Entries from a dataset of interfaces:
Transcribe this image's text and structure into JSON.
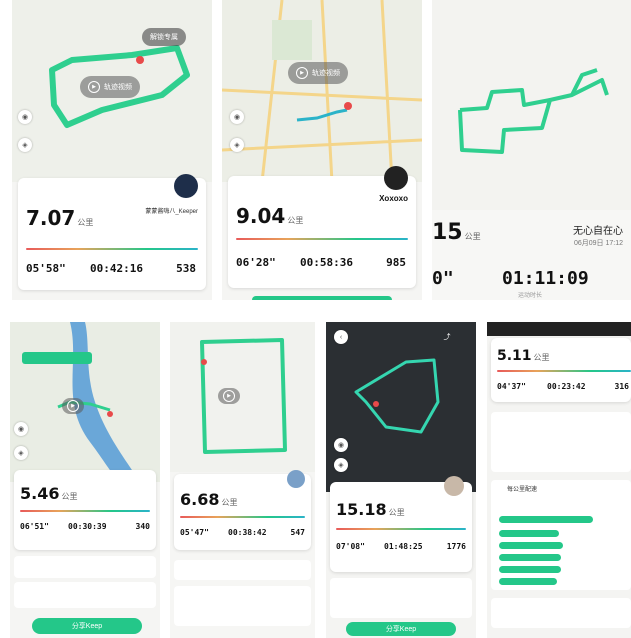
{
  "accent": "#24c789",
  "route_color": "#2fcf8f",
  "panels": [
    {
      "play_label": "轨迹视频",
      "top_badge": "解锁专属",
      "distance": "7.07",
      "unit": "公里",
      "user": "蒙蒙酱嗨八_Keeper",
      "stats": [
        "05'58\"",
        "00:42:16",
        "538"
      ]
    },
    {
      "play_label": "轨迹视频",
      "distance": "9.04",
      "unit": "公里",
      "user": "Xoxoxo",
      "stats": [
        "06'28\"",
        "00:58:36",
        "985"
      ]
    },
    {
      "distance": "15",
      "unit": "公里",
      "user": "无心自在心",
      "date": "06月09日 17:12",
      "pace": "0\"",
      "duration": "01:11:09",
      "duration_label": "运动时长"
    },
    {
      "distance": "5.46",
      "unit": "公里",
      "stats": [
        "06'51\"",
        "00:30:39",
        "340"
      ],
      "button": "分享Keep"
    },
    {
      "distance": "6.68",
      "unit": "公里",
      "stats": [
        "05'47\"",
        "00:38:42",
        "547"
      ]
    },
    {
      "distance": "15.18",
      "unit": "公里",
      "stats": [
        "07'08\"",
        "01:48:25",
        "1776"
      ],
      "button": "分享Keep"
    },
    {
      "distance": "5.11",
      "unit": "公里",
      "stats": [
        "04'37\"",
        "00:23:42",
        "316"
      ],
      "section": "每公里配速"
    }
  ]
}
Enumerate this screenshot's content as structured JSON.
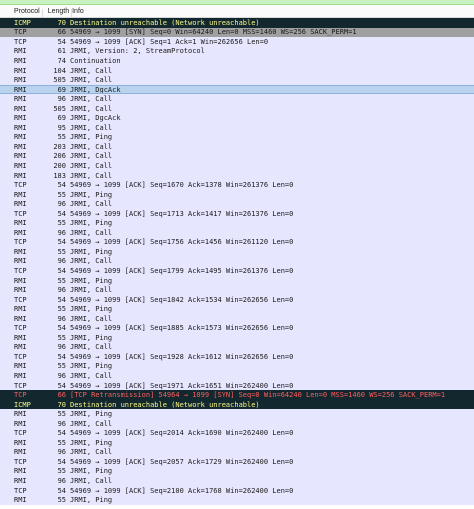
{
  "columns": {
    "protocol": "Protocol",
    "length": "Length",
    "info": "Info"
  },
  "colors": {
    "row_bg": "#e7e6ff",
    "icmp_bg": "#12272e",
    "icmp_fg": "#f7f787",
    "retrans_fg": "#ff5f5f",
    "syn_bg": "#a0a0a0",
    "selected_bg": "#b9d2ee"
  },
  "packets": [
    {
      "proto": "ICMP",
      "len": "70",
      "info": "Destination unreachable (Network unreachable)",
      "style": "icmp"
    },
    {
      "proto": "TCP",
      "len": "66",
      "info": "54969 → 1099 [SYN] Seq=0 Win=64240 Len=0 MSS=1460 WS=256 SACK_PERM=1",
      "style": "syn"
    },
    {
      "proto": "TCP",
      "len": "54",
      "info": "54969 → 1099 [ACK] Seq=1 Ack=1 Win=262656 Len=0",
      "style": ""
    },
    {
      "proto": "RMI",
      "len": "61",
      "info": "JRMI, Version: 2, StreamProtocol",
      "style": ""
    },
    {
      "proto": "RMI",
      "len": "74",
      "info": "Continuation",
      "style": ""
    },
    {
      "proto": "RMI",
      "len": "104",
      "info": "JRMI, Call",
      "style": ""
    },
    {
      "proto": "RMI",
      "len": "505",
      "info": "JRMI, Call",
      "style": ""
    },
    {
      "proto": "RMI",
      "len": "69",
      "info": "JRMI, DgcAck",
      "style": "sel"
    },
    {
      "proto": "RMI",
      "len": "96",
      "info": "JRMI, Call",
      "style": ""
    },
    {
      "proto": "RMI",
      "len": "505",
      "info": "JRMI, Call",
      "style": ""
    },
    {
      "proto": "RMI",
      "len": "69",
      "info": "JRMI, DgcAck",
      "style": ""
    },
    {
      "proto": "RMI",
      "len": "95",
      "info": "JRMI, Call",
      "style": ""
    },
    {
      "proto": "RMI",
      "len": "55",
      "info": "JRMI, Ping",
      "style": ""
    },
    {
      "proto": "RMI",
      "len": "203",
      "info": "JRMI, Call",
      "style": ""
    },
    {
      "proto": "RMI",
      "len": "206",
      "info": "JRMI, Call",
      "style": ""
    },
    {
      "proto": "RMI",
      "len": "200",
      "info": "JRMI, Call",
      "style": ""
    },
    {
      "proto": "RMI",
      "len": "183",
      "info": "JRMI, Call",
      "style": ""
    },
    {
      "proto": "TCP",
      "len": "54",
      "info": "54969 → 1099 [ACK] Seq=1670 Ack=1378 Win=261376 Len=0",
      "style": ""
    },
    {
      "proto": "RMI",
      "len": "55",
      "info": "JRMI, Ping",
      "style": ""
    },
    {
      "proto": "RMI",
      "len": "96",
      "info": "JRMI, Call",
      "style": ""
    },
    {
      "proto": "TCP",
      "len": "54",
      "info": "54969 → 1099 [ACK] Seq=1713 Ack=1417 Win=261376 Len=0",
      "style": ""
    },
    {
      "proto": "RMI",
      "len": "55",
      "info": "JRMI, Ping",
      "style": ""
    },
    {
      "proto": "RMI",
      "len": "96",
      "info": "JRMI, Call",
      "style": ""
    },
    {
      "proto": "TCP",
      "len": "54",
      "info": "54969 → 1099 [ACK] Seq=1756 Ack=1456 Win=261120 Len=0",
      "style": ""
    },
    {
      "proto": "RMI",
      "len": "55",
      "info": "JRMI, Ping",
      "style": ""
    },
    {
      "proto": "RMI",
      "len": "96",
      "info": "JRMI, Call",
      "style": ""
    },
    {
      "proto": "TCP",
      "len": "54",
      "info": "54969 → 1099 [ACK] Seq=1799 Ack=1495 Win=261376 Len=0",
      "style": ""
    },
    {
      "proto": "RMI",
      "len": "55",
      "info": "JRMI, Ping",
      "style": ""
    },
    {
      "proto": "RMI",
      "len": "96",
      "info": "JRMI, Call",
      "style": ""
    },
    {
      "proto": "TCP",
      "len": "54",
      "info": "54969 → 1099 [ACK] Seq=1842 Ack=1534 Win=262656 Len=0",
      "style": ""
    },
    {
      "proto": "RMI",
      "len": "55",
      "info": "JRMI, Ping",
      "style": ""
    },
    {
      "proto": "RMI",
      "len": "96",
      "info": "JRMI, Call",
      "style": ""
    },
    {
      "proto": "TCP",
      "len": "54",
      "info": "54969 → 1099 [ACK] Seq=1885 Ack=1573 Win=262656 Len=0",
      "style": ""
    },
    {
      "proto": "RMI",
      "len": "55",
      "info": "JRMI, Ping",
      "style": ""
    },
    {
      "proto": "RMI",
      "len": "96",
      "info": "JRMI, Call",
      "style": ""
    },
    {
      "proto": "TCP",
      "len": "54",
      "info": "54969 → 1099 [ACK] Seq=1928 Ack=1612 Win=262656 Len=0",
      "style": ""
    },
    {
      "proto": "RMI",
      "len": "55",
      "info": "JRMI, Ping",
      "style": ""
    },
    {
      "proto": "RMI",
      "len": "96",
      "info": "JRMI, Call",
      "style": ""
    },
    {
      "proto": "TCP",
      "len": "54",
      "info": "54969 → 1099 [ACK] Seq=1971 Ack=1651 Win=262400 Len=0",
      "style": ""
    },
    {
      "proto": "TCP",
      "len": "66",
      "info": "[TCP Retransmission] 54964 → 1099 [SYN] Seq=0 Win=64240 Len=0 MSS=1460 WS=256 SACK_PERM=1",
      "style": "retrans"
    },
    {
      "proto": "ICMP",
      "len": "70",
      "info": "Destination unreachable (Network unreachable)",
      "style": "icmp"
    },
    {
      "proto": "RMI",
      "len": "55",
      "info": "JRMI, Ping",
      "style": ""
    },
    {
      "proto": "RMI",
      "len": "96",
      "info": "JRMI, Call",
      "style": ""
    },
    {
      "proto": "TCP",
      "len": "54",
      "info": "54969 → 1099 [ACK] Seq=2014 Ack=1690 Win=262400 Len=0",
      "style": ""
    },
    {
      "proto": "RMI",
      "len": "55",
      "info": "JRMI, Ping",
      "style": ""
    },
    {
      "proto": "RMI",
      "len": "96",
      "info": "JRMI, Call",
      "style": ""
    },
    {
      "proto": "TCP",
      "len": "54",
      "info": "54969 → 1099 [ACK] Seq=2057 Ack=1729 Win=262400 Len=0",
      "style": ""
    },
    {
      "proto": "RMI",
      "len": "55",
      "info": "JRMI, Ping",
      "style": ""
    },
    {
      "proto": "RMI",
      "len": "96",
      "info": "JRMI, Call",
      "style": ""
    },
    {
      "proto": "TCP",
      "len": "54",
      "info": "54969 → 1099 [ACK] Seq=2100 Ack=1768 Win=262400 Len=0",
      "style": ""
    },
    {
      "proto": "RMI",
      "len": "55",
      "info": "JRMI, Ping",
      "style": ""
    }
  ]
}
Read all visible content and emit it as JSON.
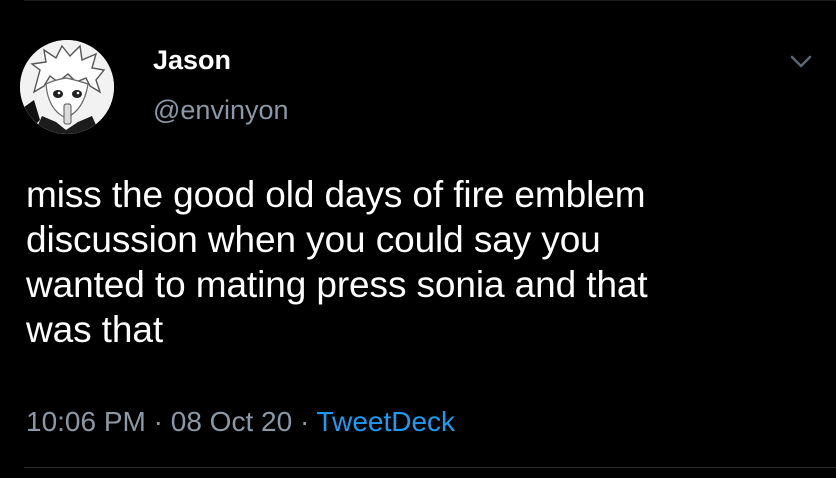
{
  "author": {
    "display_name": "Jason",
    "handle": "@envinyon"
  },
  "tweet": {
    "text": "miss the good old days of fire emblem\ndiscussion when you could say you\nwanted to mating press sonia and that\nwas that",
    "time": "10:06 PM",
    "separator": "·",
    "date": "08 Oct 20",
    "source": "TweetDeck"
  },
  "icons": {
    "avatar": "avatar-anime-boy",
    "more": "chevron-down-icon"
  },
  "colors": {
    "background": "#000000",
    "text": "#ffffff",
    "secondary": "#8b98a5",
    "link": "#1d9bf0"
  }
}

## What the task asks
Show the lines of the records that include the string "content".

## Exercise answer
Enumerate this screenshot's content as structured JSON.
Read all visible content and emit it as JSON.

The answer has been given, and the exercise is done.